SUPPLIED ENTRIES:
= = = = = = =

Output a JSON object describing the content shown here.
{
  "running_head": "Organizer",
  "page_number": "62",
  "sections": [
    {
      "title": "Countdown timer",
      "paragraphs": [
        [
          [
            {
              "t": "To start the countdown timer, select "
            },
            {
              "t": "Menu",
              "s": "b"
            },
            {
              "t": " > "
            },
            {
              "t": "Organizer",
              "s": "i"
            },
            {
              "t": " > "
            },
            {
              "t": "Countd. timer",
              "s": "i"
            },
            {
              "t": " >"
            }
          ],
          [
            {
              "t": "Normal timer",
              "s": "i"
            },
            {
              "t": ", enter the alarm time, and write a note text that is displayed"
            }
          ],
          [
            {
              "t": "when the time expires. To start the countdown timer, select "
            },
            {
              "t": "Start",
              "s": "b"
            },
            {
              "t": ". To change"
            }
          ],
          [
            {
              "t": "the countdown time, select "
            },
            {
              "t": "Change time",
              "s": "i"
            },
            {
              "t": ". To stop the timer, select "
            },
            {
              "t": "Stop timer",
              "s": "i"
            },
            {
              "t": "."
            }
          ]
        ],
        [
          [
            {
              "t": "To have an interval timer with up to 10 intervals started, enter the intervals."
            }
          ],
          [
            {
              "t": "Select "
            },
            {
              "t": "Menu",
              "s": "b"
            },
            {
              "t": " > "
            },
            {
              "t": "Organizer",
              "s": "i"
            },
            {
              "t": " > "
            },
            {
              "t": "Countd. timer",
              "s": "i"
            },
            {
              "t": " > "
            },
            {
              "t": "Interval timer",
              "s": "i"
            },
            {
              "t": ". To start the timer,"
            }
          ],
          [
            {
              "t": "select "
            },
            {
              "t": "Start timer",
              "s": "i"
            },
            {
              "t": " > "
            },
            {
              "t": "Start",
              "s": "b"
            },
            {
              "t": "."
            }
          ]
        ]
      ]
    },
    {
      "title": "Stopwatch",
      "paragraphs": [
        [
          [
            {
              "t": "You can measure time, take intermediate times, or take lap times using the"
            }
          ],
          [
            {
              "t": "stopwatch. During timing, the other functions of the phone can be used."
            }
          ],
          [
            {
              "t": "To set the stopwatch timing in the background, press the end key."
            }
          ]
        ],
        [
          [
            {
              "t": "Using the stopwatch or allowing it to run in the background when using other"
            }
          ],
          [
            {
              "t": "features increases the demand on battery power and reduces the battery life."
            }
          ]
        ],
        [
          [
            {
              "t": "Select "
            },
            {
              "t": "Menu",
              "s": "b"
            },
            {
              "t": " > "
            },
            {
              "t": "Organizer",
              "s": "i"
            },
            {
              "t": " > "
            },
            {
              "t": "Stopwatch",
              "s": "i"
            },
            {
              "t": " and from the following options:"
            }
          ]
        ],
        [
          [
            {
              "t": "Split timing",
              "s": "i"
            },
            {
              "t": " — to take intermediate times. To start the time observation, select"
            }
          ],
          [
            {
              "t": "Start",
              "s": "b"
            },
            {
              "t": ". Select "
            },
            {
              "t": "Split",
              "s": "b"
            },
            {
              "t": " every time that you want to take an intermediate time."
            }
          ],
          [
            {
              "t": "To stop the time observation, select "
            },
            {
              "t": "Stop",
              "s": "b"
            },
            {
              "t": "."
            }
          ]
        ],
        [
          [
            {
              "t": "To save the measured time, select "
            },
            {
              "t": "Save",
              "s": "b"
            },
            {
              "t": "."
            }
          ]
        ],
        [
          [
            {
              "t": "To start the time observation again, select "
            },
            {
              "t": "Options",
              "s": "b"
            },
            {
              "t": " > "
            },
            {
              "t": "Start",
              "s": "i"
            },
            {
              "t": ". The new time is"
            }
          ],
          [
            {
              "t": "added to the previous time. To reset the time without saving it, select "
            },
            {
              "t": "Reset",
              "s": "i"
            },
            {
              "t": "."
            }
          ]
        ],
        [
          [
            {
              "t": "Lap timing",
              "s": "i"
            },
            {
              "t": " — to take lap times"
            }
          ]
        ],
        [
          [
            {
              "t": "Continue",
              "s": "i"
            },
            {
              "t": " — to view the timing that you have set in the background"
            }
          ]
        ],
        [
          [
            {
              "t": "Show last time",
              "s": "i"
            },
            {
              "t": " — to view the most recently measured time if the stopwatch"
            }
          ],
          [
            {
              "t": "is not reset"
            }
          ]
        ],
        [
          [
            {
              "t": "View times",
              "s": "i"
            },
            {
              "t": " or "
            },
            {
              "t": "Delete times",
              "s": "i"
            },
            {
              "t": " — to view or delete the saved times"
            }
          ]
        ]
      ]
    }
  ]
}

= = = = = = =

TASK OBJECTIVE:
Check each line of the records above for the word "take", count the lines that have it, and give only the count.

SOLUTION BELOW:
4